Simon Property Group’s David Simon, Blackstone’s Jon Gray, Related CompaniesStephen Ross, Irvine Company’s Donald Bren, Starwood Capital Group’s Barry Sternlicht and Witkoff Group’s Steve Witkoff are all on the list. Naturally, it also includes Vornado Realty Trust CEO Steven Roth, whose previous claims to fame include leading the president’s now-disbanded infrastructure council. Trump donor and Home Depot co-founder Ken Langone — who is the chair of trustees at New York University’s Langone Medical Center—also made the cut. (The other Home Depot co-founder, Bernie Marcus, is on the list too.

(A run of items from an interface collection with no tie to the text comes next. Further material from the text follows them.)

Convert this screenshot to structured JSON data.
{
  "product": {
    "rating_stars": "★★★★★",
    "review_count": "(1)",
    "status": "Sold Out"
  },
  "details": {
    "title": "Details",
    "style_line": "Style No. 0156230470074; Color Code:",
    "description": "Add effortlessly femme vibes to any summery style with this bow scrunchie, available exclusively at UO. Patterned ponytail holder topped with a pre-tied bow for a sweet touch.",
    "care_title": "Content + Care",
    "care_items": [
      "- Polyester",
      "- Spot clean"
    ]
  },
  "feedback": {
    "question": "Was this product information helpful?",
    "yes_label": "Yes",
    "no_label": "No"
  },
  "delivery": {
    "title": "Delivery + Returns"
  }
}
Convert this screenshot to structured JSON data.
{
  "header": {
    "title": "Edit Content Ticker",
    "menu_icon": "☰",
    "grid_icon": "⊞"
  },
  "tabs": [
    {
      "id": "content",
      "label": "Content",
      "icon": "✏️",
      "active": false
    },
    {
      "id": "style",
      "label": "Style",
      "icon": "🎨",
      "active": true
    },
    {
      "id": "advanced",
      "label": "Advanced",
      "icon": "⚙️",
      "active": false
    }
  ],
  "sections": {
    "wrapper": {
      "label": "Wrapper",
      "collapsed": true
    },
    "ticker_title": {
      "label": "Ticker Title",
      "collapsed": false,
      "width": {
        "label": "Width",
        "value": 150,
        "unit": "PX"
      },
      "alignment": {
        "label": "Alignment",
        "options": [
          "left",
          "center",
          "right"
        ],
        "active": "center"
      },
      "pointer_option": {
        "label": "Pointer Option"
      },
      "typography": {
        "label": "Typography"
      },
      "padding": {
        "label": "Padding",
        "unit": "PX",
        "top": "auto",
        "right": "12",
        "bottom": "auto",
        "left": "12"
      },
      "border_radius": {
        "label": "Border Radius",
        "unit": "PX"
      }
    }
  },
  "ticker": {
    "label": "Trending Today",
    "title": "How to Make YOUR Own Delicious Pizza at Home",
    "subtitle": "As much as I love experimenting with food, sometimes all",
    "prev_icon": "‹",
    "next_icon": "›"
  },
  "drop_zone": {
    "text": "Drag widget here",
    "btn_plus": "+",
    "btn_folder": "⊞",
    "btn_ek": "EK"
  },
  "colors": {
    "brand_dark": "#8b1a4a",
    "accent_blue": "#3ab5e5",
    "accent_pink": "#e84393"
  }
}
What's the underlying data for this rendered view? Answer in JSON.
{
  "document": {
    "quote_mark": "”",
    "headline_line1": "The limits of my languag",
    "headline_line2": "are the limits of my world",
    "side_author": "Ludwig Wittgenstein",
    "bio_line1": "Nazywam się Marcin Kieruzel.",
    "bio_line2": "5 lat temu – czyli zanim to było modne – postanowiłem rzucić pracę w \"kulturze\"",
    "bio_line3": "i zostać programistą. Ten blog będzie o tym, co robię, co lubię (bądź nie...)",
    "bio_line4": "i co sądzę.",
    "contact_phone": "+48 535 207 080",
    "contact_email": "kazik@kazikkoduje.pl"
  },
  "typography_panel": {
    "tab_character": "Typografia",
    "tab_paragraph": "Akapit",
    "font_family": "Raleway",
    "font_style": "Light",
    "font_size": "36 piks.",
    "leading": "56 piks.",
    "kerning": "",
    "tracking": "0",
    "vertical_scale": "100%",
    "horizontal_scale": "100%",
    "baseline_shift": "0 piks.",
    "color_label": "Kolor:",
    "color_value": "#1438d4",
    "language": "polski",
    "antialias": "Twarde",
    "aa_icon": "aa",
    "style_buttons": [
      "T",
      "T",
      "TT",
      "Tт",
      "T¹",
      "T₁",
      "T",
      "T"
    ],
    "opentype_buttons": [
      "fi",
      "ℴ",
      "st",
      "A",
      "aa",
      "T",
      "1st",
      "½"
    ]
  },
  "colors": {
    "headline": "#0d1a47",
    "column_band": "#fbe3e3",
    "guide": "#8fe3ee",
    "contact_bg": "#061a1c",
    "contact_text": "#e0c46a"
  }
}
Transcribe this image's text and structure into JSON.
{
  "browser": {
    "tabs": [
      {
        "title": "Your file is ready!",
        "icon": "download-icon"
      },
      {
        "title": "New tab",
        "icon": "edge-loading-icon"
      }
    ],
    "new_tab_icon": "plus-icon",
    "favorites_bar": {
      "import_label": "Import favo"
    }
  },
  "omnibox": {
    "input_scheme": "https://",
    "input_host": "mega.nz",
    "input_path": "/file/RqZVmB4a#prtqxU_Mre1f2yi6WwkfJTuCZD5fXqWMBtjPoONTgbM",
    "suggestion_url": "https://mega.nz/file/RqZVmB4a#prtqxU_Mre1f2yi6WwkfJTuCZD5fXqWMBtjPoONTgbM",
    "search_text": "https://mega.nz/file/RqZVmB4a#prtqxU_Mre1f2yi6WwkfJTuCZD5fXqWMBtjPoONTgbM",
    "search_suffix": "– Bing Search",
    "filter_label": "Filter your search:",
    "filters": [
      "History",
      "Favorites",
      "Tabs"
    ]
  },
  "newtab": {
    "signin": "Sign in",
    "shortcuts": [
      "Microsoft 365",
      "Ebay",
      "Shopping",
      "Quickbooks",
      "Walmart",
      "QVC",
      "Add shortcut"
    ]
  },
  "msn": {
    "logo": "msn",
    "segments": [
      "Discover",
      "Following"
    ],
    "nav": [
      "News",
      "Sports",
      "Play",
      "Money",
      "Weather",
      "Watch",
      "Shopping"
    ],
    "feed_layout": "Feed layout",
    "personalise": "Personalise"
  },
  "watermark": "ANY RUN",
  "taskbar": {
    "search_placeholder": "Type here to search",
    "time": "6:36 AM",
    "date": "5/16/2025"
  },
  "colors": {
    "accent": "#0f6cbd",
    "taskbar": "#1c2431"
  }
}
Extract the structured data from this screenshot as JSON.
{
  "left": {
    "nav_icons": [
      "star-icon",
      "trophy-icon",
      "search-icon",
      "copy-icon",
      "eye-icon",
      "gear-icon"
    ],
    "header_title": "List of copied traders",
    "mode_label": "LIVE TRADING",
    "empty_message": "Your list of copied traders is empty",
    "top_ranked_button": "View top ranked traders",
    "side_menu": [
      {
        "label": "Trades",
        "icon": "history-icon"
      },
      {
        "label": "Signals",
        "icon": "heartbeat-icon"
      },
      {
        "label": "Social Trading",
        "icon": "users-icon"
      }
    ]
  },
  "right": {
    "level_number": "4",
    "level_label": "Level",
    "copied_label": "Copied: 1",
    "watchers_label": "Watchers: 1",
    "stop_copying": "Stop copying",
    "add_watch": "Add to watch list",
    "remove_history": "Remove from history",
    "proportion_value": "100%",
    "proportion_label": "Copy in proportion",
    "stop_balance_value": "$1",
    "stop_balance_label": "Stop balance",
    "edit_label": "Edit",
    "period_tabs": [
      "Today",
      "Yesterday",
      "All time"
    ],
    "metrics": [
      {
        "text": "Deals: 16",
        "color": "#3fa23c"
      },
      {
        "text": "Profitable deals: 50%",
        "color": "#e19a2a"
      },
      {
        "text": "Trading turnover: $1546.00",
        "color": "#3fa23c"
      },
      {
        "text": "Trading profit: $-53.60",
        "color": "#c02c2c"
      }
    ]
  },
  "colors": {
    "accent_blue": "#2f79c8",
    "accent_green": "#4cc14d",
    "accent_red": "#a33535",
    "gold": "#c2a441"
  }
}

He donated $7 million to Trump’s 2016 campaign.) Other real estate execs on the task force include Blackstone’s Stephen Schwarzman, Las Vegas Sands Corp.’s Sheldon Adelson, Marriott’s Arne Sorensen and Hilton’s Christopher Nassetta

The construction side of the panel has several major labor and open-shop construction leaders, such as Sean McGarvey of North America’s Building Trades Union, Michael Bellaman of Associated Builders and Contractors, Terry O’Sullivan of Laborers’ International Union of North America, Richard Trumka of AFL-CIO and Jim Callahan of International Union of Operating Engineers